In 1991, the District teamed up with demographers and statisticians at Temple University to calculate the poverty levels of the census tracts in each school’s neighborhood and designated those in the poorest neighborhoods – where more than 70 percent of the children lived below the poverty line – “universal feeding” schools. That meant every child got lunch for free, without having to apply. And this program is still in effect, although possibly in peril (more on that later).
Even so, it has been somewhat behind in serving breakfast, another USDA entitlement for which most city schoolchildren qualify. As late as 2007, just 43,000 of 146,000 children eligible for free breakfast were actually participating in the program, ranking Philadelphia 16th out of 23 big cities in participation rates.
In the beginning of the 2007 school year it began serving breakfast to all elementary school students, and this year it expanded that to all students – although it made no public announcement of this.
However, as we found out from Al Lubrano in The Inquirer in this story, the participation rates vary widely from school to school. In fact, say the advocates, some of whom have been pushing this issue for decades, some principals tend to make sure that children are fed on testing days, but not at other times.

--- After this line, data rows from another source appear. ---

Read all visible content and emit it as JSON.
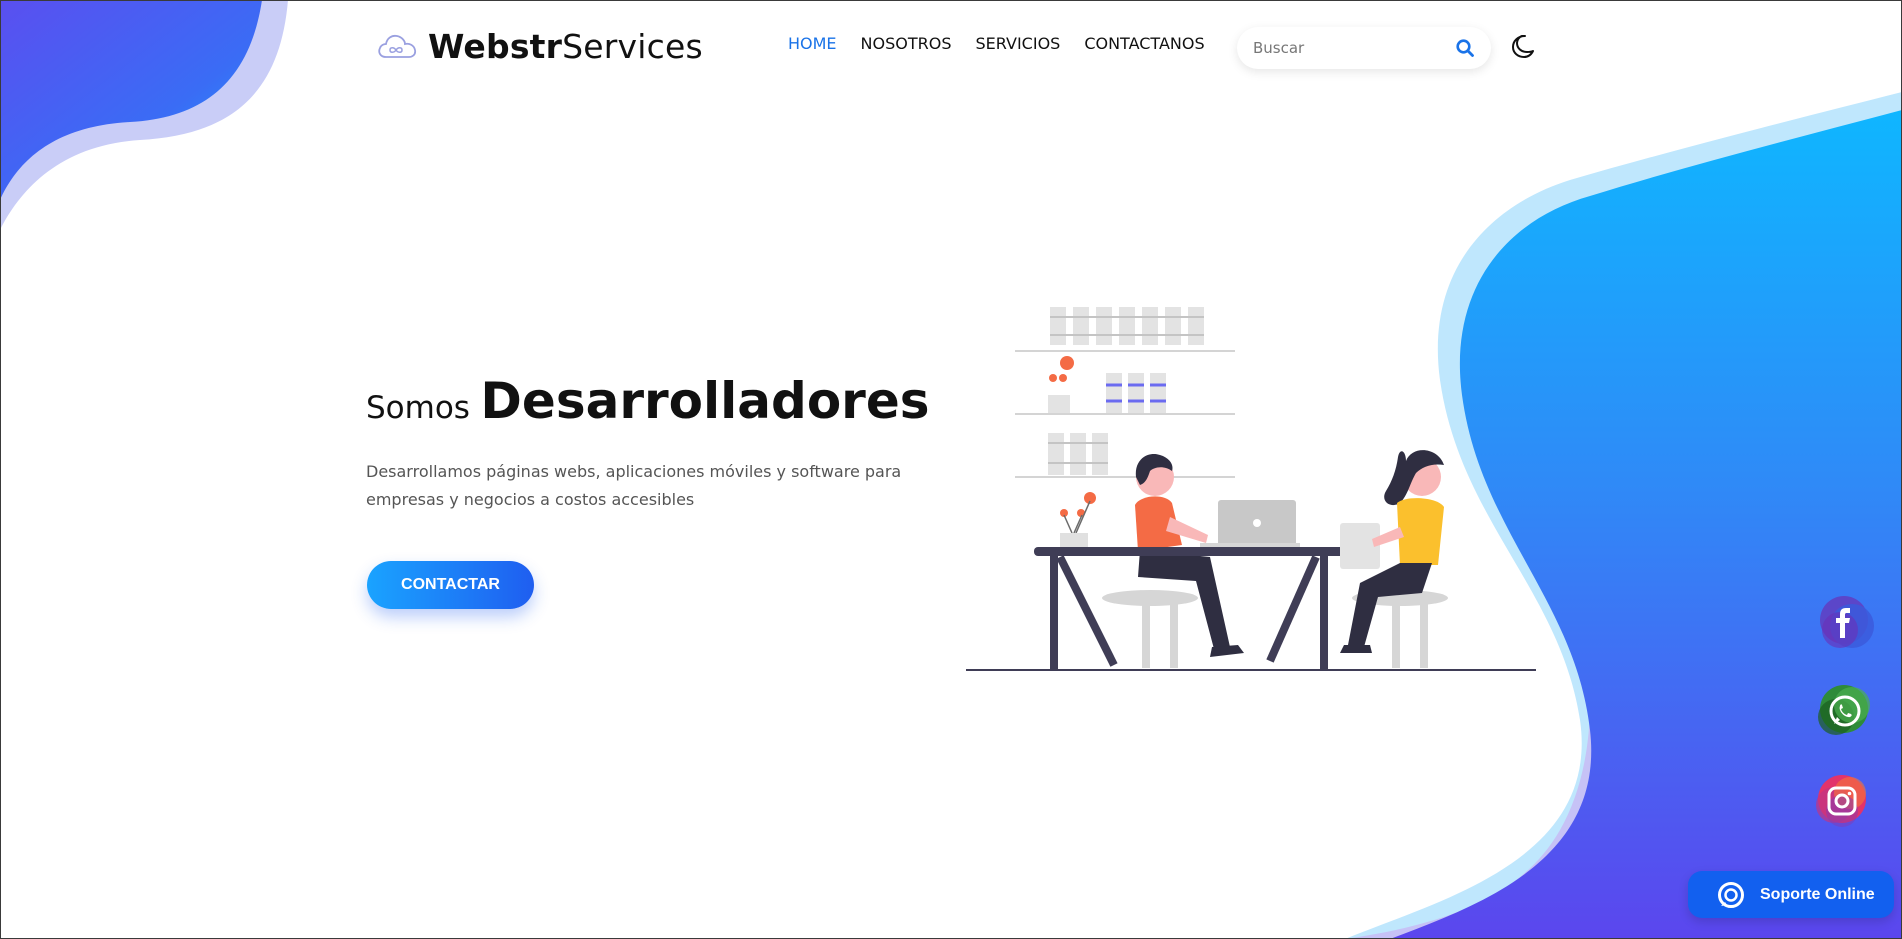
{
  "brand": {
    "name_bold": "Webstr",
    "name_light": "Services"
  },
  "nav": {
    "items": [
      {
        "label": "HOME",
        "active": true
      },
      {
        "label": "NOSOTROS",
        "active": false
      },
      {
        "label": "SERVICIOS",
        "active": false
      },
      {
        "label": "CONTACTANOS",
        "active": false
      }
    ]
  },
  "search": {
    "placeholder": "Buscar",
    "icon": "search-icon"
  },
  "theme_toggle": {
    "icon": "moon-icon"
  },
  "hero": {
    "title_pre": "Somos",
    "title_main": "Desarrolladores",
    "description": "Desarrollamos páginas webs, aplicaciones móviles y software para empresas y negocios a costos accesibles",
    "cta_label": "CONTACTAR"
  },
  "social": [
    {
      "name": "facebook-icon"
    },
    {
      "name": "whatsapp-icon"
    },
    {
      "name": "instagram-icon"
    }
  ],
  "support": {
    "label": "Soporte Online",
    "icon": "support-chat-icon"
  },
  "colors": {
    "accent": "#1a73e8",
    "button_start": "#1aa3ff",
    "button_end": "#1f5ef0",
    "blob_blue": "#1aa3ff",
    "blob_purple": "#5b4df0",
    "support_bg": "#1260ef"
  }
}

It’s a puzzle to people like Jonathan Stein of Community Legal Services, who has been at the forefront of this issue forever and is trying to get District leaders to count school breakfast and lunch participation on the school report card that Supt. Arlene Ackerman is using to judge schools and principals. Lubrano’s story cited a District analysis (which we are attempting to obtain) showing that breakfast participation at individual schools range from 18 percent to 98 percent.
It appears that ambivalence about feeding children is at all government levels, from the UDSA on down. As the USDA was expanding school breakfast, it also apparently decided to end Philadelphia’s universal lunch feeding by requiring all students and their families to prove eligibility individually.

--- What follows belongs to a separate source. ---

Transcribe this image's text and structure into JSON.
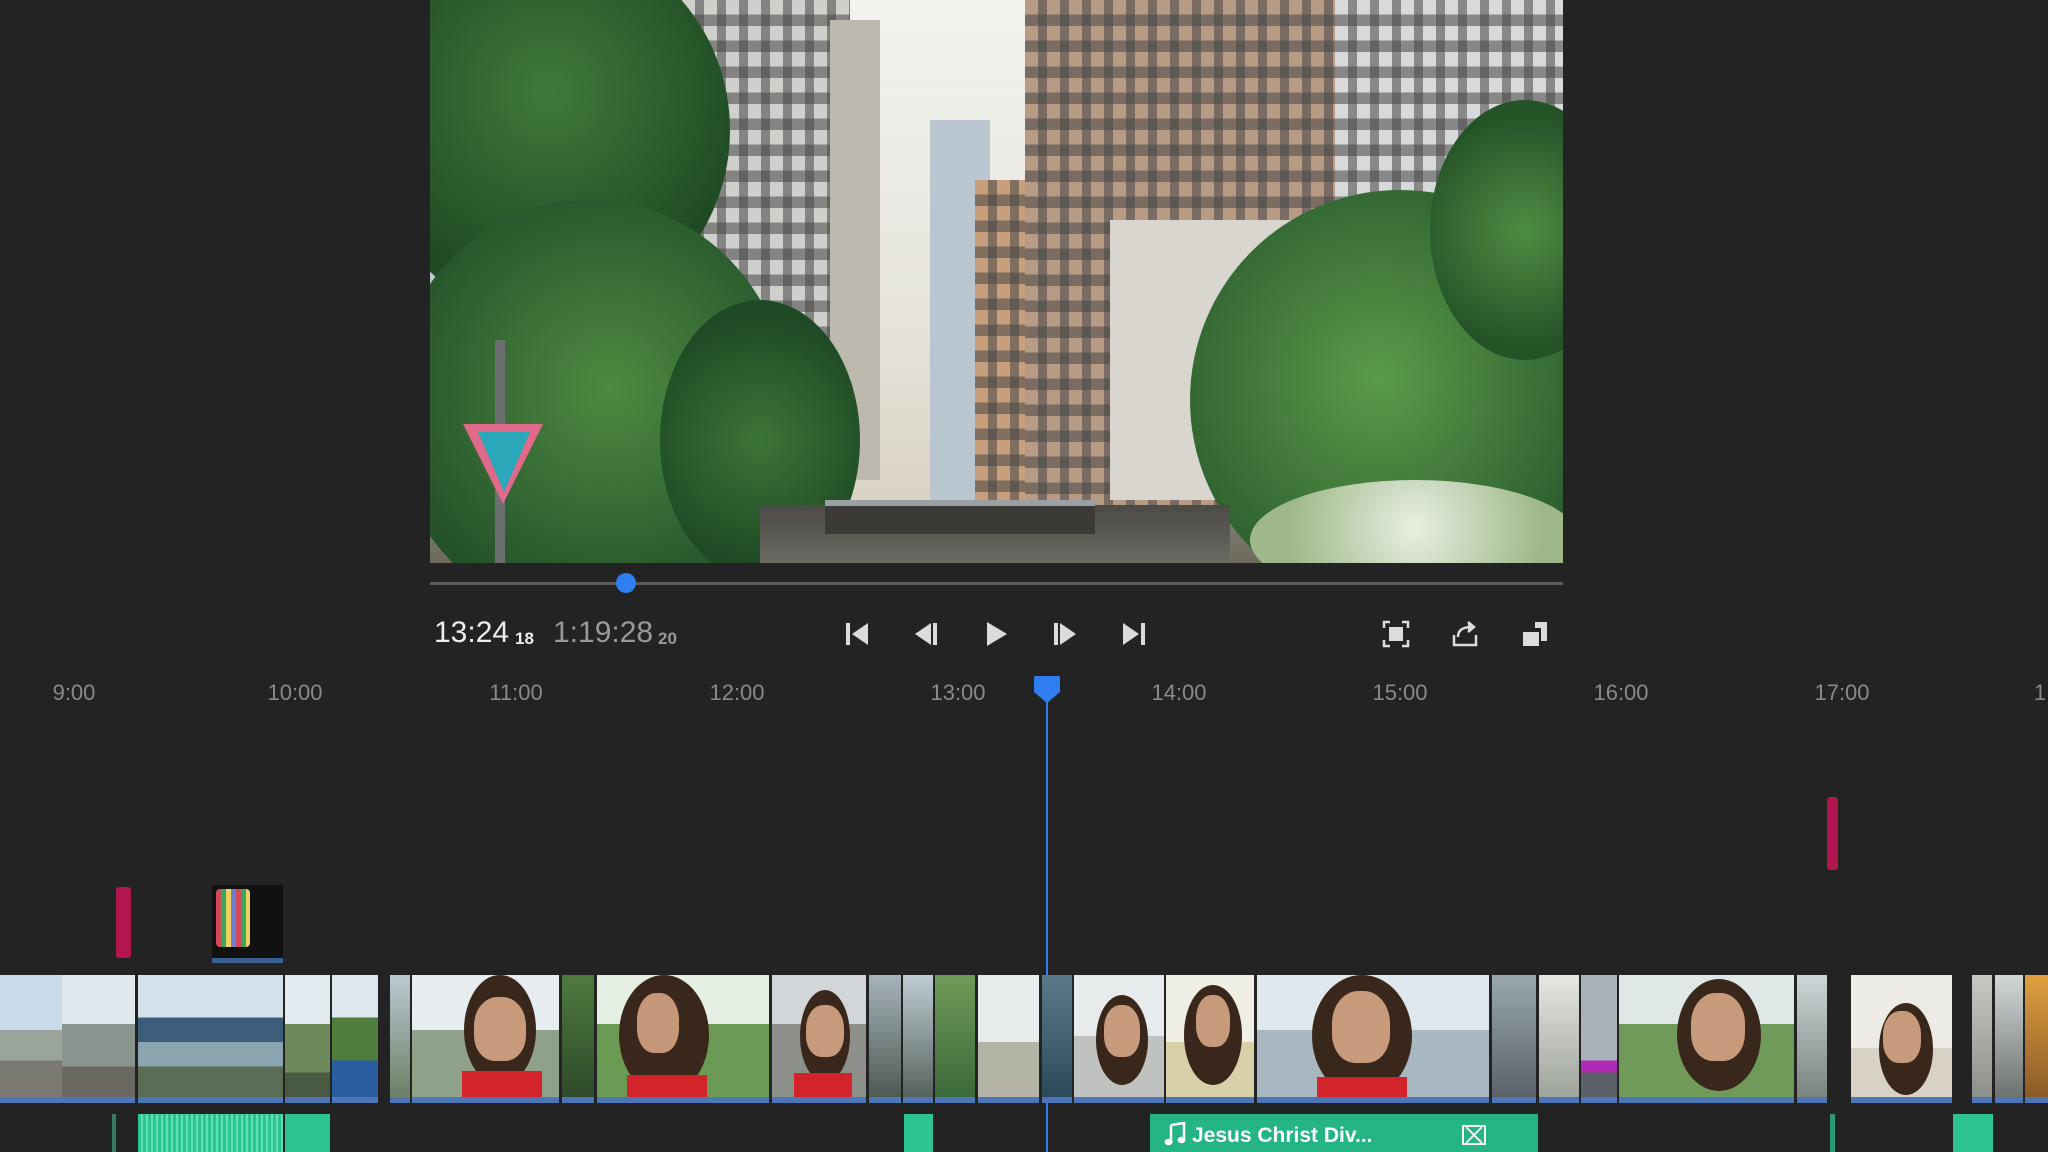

When universal feeding started here, the policy was hailed as win-win. Since the USDA reimbursed the District for each meal served, the District got more money back – important, because it paid staff to serve the lunches regardless. The USDA, presumably, was secure in the knowledge that the money it was spending on the program was actually feeding children instead of paying people to push paper. Families and students didn’t have to worry about the stigma of qualifying, which cut down on applications, especially in high schools. And, most importantly, more children ate.
Philadelphia was the largest of five pilot districts, and the hope then was to spread the program to other cities. But the other districts dropped out at the end of the four year trial period, and it never expanded, although Philadelphia has managed to keep it going.
Alas, perhaps not for long. The USDA at the tail end of the Bush administration announced it planned to require students and families to begin applying individually. I’m told that the Obama administration has not made a decision yet on whether to pursue that. Other cities, it seems, are catching on and would like to replicate Philadelphia’s program, and the government is reluctant. Although it can actually be cheaper to feed all students than to weed out those who aren’t technically eligible, it nevertheless offends some to think that a few families may be getting something they aren’t strictly entitled to.
I began covering this story in 1983, when I was in the Inquirer’s Washington, DC bureau, and advocates sued the Reagan Administration to prevent onerous regulations that would have required school districts to verify the income of every family that applied. I wrote about it again in 1987, when Supt. Constance Clayton ordered all high schools to serve lunch – not all did, scheduling lunch at the end of the day; in 1991 when Philadelphia won approval for universal feeding, and in 1995 when Republicans in Congress threatened to gut entire school nutrition budget.
Nutrition is a no-brainer. Let’s hope that the people in charge have figured this out.